Exact copy, no pictures: reproduce every record below as it stands.
-------- THE DATA
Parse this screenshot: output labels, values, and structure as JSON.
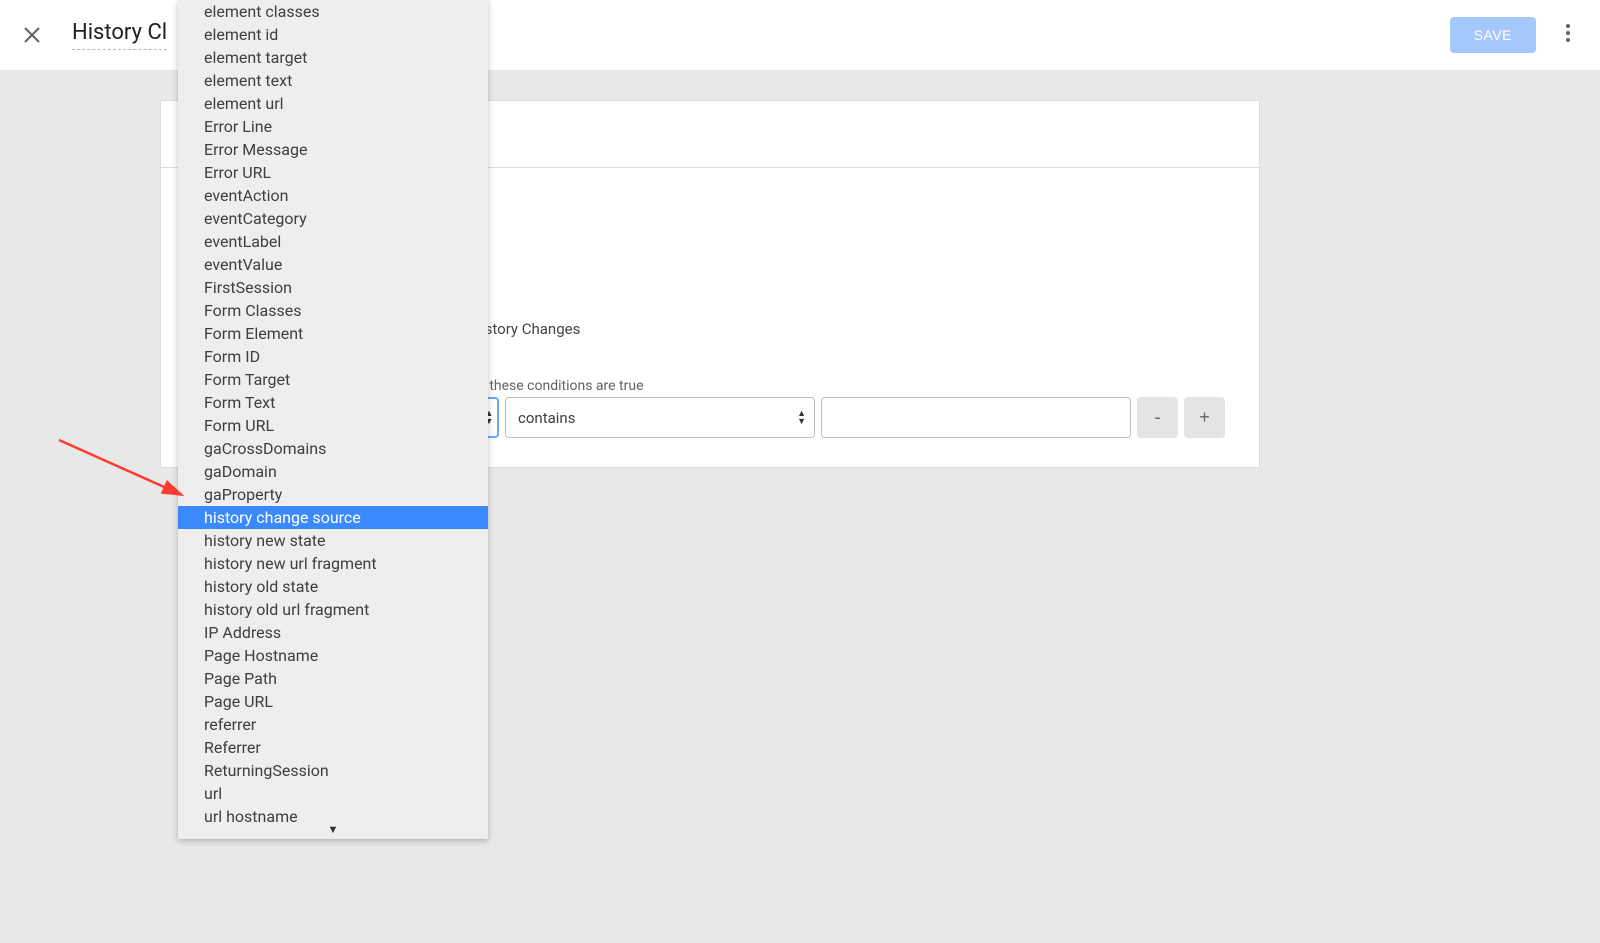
{
  "header": {
    "title": "History Cl",
    "save_label": "SAVE"
  },
  "card": {
    "trigger_type_text": "istory Changes",
    "conditions_hint_text": "f these conditions are true",
    "operator_value": "contains",
    "value_input": "",
    "remove_label": "-",
    "add_label": "+"
  },
  "dropdown": {
    "highlighted_index": 22,
    "items": [
      "element classes",
      "element id",
      "element target",
      "element text",
      "element url",
      "Error Line",
      "Error Message",
      "Error URL",
      "eventAction",
      "eventCategory",
      "eventLabel",
      "eventValue",
      "FirstSession",
      "Form Classes",
      "Form Element",
      "Form ID",
      "Form Target",
      "Form Text",
      "Form URL",
      "gaCrossDomains",
      "gaDomain",
      "gaProperty",
      "history change source",
      "history new state",
      "history new url fragment",
      "history old state",
      "history old url fragment",
      "IP Address",
      "Page Hostname",
      "Page Path",
      "Page URL",
      "referrer",
      "Referrer",
      "ReturningSession",
      "url",
      "url hostname"
    ]
  }
}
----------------
◆ **EXERCISE SOLUTION**
Parse this screenshot: output labels, values, and structure as JSON.
{
  "header": {
    "title": "History Cl",
    "save_label": "SAVE"
  },
  "card": {
    "trigger_type_text": "istory Changes",
    "conditions_hint_text": "f these conditions are true",
    "operator_value": "contains",
    "value_input": "",
    "remove_label": "-",
    "add_label": "+"
  },
  "dropdown": {
    "highlighted_index": 22,
    "items": [
      "element classes",
      "element id",
      "element target",
      "element text",
      "element url",
      "Error Line",
      "Error Message",
      "Error URL",
      "eventAction",
      "eventCategory",
      "eventLabel",
      "eventValue",
      "FirstSession",
      "Form Classes",
      "Form Element",
      "Form ID",
      "Form Target",
      "Form Text",
      "Form URL",
      "gaCrossDomains",
      "gaDomain",
      "gaProperty",
      "history change source",
      "history new state",
      "history new url fragment",
      "history old state",
      "history old url fragment",
      "IP Address",
      "Page Hostname",
      "Page Path",
      "Page URL",
      "referrer",
      "Referrer",
      "ReturningSession",
      "url",
      "url hostname"
    ]
  }
}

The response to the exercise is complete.